Super Turbo Atomic Ninja Rabbit
Exhuming forgotten, niche 90s comics, films and TV series is a big thing in the anime world. Online
forums are overflowing with discussions about origins and lost episodes of series like Zenki and Yu Yu Hakusho. It was on the wave of this trend that Wes Louis pranked the online anime fan community by releasing an apparent VHS recording of the STANR title sequence. To watch click here
After some discussion of the hoax YouTube posting some people said they "remembered" it, some tried to debunk it and many were confused as to how something like this could simply disappear. The hoax grew to include pictures of merchandise and short films.

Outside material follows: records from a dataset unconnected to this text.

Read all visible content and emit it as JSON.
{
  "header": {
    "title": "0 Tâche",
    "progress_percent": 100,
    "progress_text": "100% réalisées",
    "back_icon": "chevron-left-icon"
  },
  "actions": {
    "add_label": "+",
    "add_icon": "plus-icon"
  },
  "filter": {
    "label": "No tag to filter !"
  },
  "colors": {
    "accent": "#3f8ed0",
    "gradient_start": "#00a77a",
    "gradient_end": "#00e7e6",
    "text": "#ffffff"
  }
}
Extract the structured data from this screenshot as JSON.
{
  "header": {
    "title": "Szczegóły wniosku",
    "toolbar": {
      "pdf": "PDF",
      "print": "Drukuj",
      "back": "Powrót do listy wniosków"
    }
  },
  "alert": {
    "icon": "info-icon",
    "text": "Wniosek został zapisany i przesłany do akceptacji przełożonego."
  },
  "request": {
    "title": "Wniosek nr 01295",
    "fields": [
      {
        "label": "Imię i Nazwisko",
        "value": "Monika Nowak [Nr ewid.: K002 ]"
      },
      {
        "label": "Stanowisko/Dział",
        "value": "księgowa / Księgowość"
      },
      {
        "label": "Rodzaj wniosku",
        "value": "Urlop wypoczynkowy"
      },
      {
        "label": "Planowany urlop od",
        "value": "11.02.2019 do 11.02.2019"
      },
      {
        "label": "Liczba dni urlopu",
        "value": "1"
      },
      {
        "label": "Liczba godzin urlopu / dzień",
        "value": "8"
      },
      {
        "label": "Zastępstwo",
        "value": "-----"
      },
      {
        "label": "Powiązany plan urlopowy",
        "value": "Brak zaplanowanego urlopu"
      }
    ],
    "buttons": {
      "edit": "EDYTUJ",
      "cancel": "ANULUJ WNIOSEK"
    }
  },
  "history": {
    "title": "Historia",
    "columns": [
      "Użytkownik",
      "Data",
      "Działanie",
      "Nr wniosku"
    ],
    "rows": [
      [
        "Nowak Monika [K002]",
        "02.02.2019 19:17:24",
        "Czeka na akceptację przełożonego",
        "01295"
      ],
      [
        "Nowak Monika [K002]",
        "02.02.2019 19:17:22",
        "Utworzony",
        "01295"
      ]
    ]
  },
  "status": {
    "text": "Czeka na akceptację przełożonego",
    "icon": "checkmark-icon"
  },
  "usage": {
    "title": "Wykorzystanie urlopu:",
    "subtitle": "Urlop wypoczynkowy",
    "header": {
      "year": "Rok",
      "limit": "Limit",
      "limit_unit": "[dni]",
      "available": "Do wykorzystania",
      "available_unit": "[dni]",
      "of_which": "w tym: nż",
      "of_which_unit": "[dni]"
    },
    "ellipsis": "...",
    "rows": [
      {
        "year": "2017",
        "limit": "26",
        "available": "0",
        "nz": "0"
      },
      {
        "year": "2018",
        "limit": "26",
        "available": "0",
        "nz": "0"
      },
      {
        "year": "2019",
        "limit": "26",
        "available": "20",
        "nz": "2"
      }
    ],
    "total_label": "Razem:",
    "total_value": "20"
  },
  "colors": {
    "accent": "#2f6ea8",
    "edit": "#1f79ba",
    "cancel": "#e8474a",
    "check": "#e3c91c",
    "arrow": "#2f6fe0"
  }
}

In reality Super Turbo Atomic Ninja Rabbit was conceived in the ambitious mind of a ten year old Wesley Louis, now co-founder and director at London based animation powerhouse, The Line. The project is an impassioned homage to Saturday morning cartoons of the 80s and 90s. Nods to Thundercats, Teenage Mutant Ninja Turtles and Centurions are clear and were the driving force behind Wes’s childhood comic character. Some 24 years later it was released into the world as an animated title sequence and VR experience.
Following a successful launch event in London, the video has gone viral and featured by the likes of Vice, Vimeo and Motionographer.
The initial draft of the theme tune was written and performed by Rina May. Our role was to then develop and produce the track into something that rang true to 90s cartoon intros. Early versions were predominantly synth led but as the track developed we began to lean towards layers of electric guitar and a bolder trumpet motif. As we listened back to references, the live instrument approach seemed more in line with actual animated intros of the time. The trumpet motif evolved into an amalgamation of the original synth trumpet and a more realistic sample, providing a timbre that reflected the sonic qualities of that era.
Lyrics were re-written and additional versions were created. When Teenage Mutant Ninja Turtles was released in 1987 it caused an uproar in the UK censoring bodies. The name "Ninja" was considered to have excessive violent connotations for a childrens program and had to be replaced with "Hero". This was reflected in the hoax and official versions of the STANR video where the word ‘Ninja’ is replaced with ‘Mega’. Rina came back into the studio to re-record new lines and the ‘Mega’ version of the chorus.
Other than the choice of instrumentation, mixing was key in achieving an authentic sound. We were referring back to a lot of the original shows and listening to how they were produced. Re-recording back via analogue tape was ultimately abandoned due to limited effect and we had more luck mastering via some analogue outboard gear in our API Lunchbox to get that elusive vintage warmth. The hoax version of the soundtrack was also effected with VHS emulation software to aid in the illusion of an old video recording.
The SFX were largely influenced by anime, kung fu movies and intros from shows like Thundercats and Centurions. This inevitably involved lot of high pitched phshiiiiiinnnggs and slliiiisssch's. These SFX exhibit a very brittle, almost badly produced quality that hark back to Eastern production of the era. We also looked to use vintage SFX that have been hanging around the major sound libraries for years, things like lightning, gun shots and explosions that are easily recognisable from similar productions. Many of the vintage SFX were lightly augmented with contemporary cinematic sounds to achieve a slightly modernised production quality for the official full release.
We also had the pleasure of meeting Wes’s nephews who came in to record the voices for the WTL logo. A contact was written up and they were paid handsomely in Jaffa Cakes.
As the project grew, the team behind the 3D modelling of the tank, No Ghost, floated the idea of creating a VR experience. It was a side project that would ultimately be debuted at the STANR launch party and shared online for free with the Oculus Rift community. Box Of Toys Audio were responsible for creating 3D sound for this immersive 360 experience. The experience was a linear sequence that featured user interactive elements. This would require audio engine integration to ensure 3D audio was triggered accurately in response to user interaction. Audio assets were created within the FMOD platform, an audio engine predominantly used for gaming applications. These audio assets were then married up to their corresponding 3D object assets via implementation in Unreal Engine. A new edit of the music theme was created to underscore the experience, building over time to peak in sync with an action packed ending.